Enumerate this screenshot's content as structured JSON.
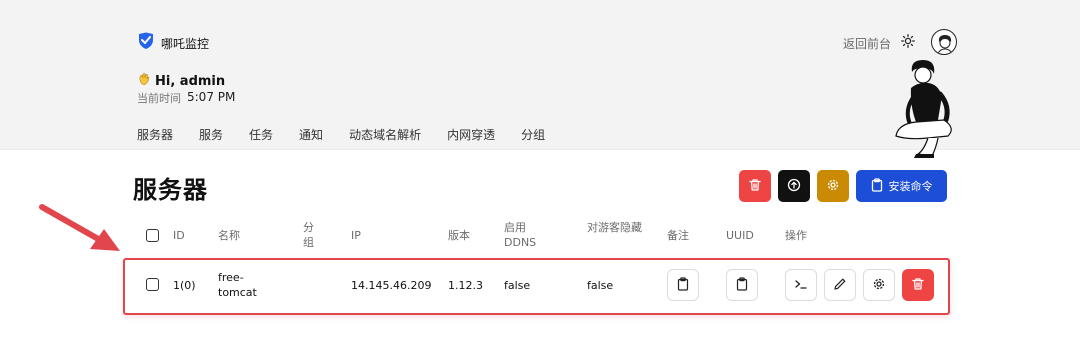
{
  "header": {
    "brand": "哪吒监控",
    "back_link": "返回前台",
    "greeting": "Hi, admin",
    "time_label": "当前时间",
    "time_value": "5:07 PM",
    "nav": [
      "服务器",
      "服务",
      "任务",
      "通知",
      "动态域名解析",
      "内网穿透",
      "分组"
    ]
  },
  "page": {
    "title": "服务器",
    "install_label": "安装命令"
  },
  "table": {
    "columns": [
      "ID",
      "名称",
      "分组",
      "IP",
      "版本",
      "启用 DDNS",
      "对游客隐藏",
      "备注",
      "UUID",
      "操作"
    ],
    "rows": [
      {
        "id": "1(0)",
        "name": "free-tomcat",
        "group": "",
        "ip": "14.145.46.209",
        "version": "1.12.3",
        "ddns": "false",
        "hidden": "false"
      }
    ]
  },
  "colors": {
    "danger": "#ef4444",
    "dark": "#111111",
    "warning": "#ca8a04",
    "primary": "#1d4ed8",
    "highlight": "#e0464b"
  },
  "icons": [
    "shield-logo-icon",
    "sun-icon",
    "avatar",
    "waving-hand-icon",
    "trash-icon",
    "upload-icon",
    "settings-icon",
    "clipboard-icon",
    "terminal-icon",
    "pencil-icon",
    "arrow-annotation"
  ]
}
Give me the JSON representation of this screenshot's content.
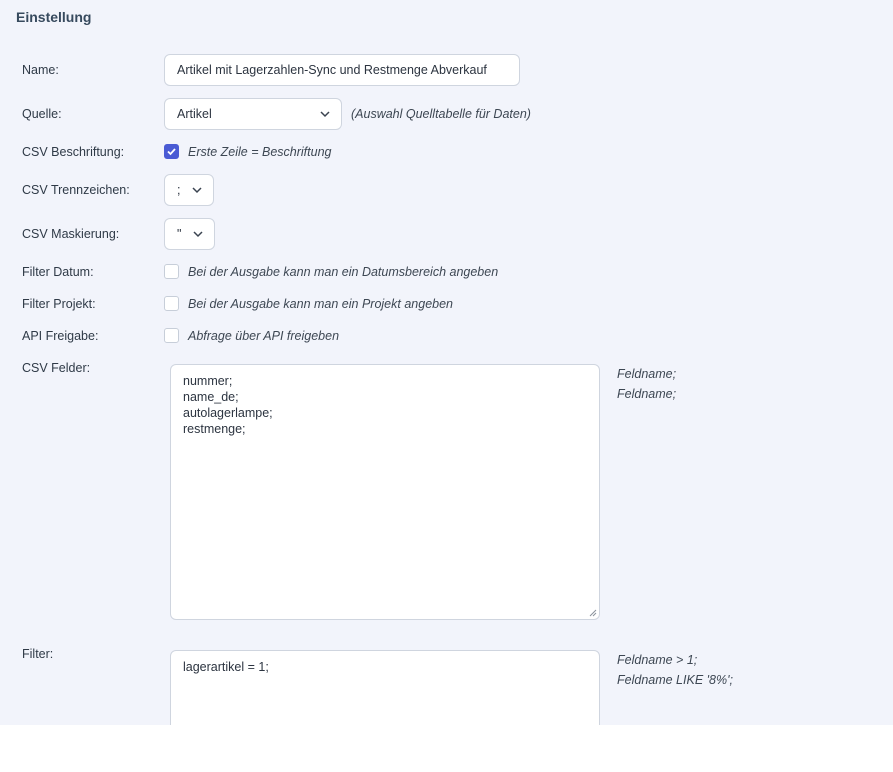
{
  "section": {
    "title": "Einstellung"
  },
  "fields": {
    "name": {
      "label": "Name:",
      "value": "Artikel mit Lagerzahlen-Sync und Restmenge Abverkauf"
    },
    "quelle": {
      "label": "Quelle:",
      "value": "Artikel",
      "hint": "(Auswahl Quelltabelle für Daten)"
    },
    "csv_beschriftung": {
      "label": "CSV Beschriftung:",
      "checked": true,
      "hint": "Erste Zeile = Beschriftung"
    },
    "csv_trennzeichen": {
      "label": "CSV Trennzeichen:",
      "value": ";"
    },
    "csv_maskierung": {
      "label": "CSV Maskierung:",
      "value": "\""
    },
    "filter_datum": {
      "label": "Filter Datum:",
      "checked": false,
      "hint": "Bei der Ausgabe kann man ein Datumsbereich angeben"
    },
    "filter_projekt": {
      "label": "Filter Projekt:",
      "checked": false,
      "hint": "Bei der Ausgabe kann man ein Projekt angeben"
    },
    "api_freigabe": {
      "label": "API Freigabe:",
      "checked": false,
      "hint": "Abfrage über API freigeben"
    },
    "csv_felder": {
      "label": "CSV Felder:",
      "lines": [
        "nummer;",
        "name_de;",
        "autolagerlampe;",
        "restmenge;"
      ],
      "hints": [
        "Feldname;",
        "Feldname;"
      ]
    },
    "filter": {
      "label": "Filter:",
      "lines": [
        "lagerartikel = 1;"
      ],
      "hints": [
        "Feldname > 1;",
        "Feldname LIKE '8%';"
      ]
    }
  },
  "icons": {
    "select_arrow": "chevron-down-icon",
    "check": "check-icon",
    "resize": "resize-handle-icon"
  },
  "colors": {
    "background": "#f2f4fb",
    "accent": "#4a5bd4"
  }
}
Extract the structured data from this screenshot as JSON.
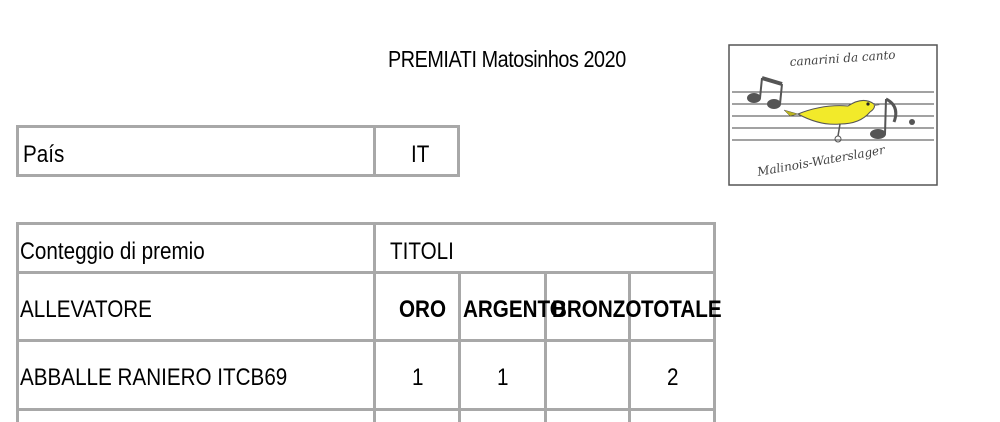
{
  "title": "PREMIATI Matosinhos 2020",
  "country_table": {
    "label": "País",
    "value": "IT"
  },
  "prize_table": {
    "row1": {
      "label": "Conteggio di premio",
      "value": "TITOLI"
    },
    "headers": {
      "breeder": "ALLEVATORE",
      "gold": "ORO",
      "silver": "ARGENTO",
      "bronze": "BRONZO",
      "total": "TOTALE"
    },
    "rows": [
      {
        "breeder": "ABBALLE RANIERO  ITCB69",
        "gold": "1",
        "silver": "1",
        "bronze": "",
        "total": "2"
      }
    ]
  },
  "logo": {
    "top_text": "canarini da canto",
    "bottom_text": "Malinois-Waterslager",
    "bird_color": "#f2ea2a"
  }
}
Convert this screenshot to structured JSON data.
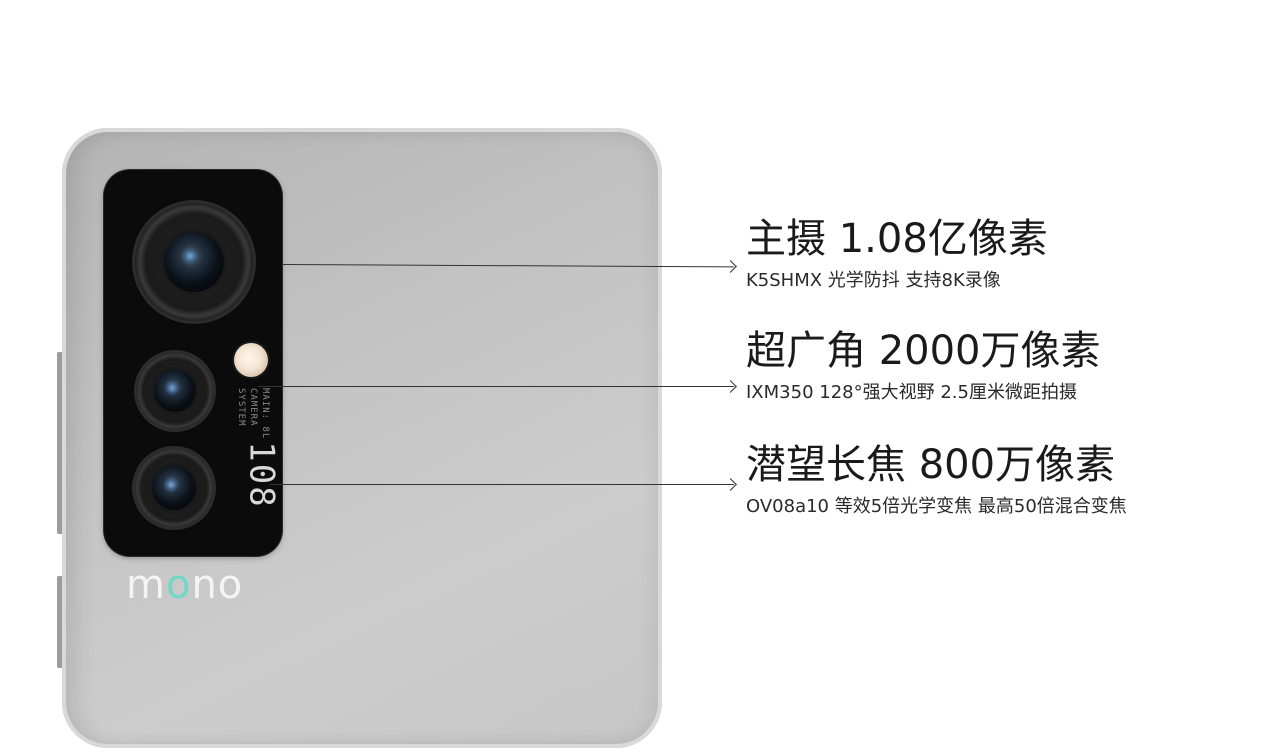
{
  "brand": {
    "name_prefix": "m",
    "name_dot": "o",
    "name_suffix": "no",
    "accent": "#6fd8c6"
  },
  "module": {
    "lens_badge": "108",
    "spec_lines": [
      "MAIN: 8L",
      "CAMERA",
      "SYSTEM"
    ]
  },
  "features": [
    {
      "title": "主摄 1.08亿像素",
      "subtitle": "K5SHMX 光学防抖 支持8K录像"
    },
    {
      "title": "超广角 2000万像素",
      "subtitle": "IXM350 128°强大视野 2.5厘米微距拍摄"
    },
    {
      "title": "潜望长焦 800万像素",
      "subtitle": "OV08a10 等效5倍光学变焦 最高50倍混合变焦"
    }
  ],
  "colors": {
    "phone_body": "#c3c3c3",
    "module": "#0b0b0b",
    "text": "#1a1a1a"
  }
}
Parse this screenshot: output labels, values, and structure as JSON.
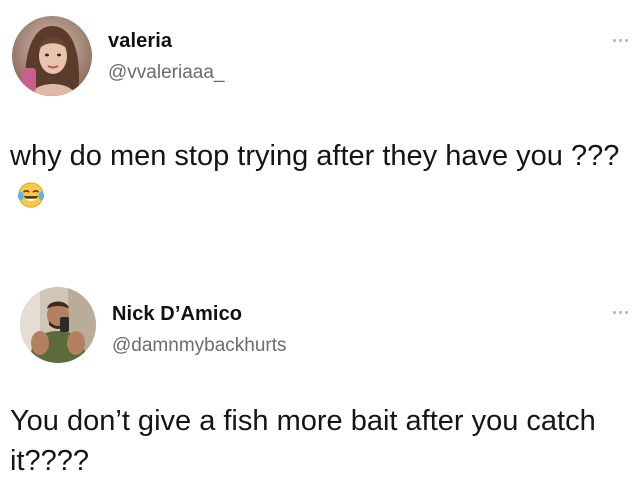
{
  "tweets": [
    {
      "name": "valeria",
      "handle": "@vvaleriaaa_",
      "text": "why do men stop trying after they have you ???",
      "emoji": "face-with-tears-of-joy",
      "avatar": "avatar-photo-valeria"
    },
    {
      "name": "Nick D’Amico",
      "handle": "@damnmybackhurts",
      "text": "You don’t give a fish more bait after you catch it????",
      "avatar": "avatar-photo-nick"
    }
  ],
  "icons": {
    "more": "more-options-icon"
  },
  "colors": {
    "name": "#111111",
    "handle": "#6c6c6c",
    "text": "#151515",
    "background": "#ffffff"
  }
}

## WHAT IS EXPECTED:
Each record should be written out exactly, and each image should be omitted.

## TASK RESULT:
Enumerate this screenshot's content as structured JSON.
{
  "header": {
    "brand": "哪吒监控",
    "back_link": "返回前台",
    "greeting": "Hi, admin",
    "time_label": "当前时间",
    "time_value": "5:07 PM",
    "nav": [
      "服务器",
      "服务",
      "任务",
      "通知",
      "动态域名解析",
      "内网穿透",
      "分组"
    ]
  },
  "page": {
    "title": "服务器",
    "install_label": "安装命令"
  },
  "table": {
    "columns": [
      "ID",
      "名称",
      "分组",
      "IP",
      "版本",
      "启用 DDNS",
      "对游客隐藏",
      "备注",
      "UUID",
      "操作"
    ],
    "rows": [
      {
        "id": "1(0)",
        "name": "free-tomcat",
        "group": "",
        "ip": "14.145.46.209",
        "version": "1.12.3",
        "ddns": "false",
        "hidden": "false"
      }
    ]
  },
  "colors": {
    "danger": "#ef4444",
    "dark": "#111111",
    "warning": "#ca8a04",
    "primary": "#1d4ed8",
    "highlight": "#e0464b"
  },
  "icons": [
    "shield-logo-icon",
    "sun-icon",
    "avatar",
    "waving-hand-icon",
    "trash-icon",
    "upload-icon",
    "settings-icon",
    "clipboard-icon",
    "terminal-icon",
    "pencil-icon",
    "arrow-annotation"
  ]
}
Give me the JSON representation of this screenshot's content.
{
  "section": {
    "title": "Einstellung"
  },
  "fields": {
    "name": {
      "label": "Name:",
      "value": "Artikel mit Lagerzahlen-Sync und Restmenge Abverkauf"
    },
    "quelle": {
      "label": "Quelle:",
      "value": "Artikel",
      "hint": "(Auswahl Quelltabelle für Daten)"
    },
    "csv_beschriftung": {
      "label": "CSV Beschriftung:",
      "checked": true,
      "hint": "Erste Zeile = Beschriftung"
    },
    "csv_trennzeichen": {
      "label": "CSV Trennzeichen:",
      "value": ";"
    },
    "csv_maskierung": {
      "label": "CSV Maskierung:",
      "value": "\""
    },
    "filter_datum": {
      "label": "Filter Datum:",
      "checked": false,
      "hint": "Bei der Ausgabe kann man ein Datumsbereich angeben"
    },
    "filter_projekt": {
      "label": "Filter Projekt:",
      "checked": false,
      "hint": "Bei der Ausgabe kann man ein Projekt angeben"
    },
    "api_freigabe": {
      "label": "API Freigabe:",
      "checked": false,
      "hint": "Abfrage über API freigeben"
    },
    "csv_felder": {
      "label": "CSV Felder:",
      "lines": [
        "nummer;",
        "name_de;",
        "autolagerlampe;",
        "restmenge;"
      ],
      "hints": [
        "Feldname;",
        "Feldname;"
      ]
    },
    "filter": {
      "label": "Filter:",
      "lines": [
        "lagerartikel = 1;"
      ],
      "hints": [
        "Feldname > 1;",
        "Feldname LIKE '8%';"
      ]
    }
  },
  "icons": {
    "select_arrow": "chevron-down-icon",
    "check": "check-icon",
    "resize": "resize-handle-icon"
  },
  "colors": {
    "background": "#f2f4fb",
    "accent": "#4a5bd4"
  }
}
Extract the structured data from this screenshot as JSON.
{
  "title": "PREMIATI Matosinhos 2020",
  "country_table": {
    "label": "País",
    "value": "IT"
  },
  "prize_table": {
    "row1": {
      "label": "Conteggio di premio",
      "value": "TITOLI"
    },
    "headers": {
      "breeder": "ALLEVATORE",
      "gold": "ORO",
      "silver": "ARGENTO",
      "bronze": "BRONZO",
      "total": "TOTALE"
    },
    "rows": [
      {
        "breeder": "ABBALLE RANIERO  ITCB69",
        "gold": "1",
        "silver": "1",
        "bronze": "",
        "total": "2"
      }
    ]
  },
  "logo": {
    "top_text": "canarini da canto",
    "bottom_text": "Malinois-Waterslager",
    "bird_color": "#f2ea2a"
  }
}
Convert this screenshot to structured JSON data.
{
  "brand": {
    "name_prefix": "m",
    "name_dot": "o",
    "name_suffix": "no",
    "accent": "#6fd8c6"
  },
  "module": {
    "lens_badge": "108",
    "spec_lines": [
      "MAIN: 8L",
      "CAMERA",
      "SYSTEM"
    ]
  },
  "features": [
    {
      "title": "主摄 1.08亿像素",
      "subtitle": "K5SHMX 光学防抖 支持8K录像"
    },
    {
      "title": "超广角 2000万像素",
      "subtitle": "IXM350 128°强大视野 2.5厘米微距拍摄"
    },
    {
      "title": "潜望长焦 800万像素",
      "subtitle": "OV08a10 等效5倍光学变焦 最高50倍混合变焦"
    }
  ],
  "colors": {
    "phone_body": "#c3c3c3",
    "module": "#0b0b0b",
    "text": "#1a1a1a"
  }
}
Parse this screenshot: output labels, values, and structure as JSON.
{
  "tweets": [
    {
      "name": "valeria",
      "handle": "@vvaleriaaa_",
      "text": "why do men stop trying after they have you ???",
      "emoji": "face-with-tears-of-joy",
      "avatar": "avatar-photo-valeria"
    },
    {
      "name": "Nick D’Amico",
      "handle": "@damnmybackhurts",
      "text": "You don’t give a fish more bait after you catch it????",
      "avatar": "avatar-photo-nick"
    }
  ],
  "icons": {
    "more": "more-options-icon"
  },
  "colors": {
    "name": "#111111",
    "handle": "#6c6c6c",
    "text": "#151515",
    "background": "#ffffff"
  }
}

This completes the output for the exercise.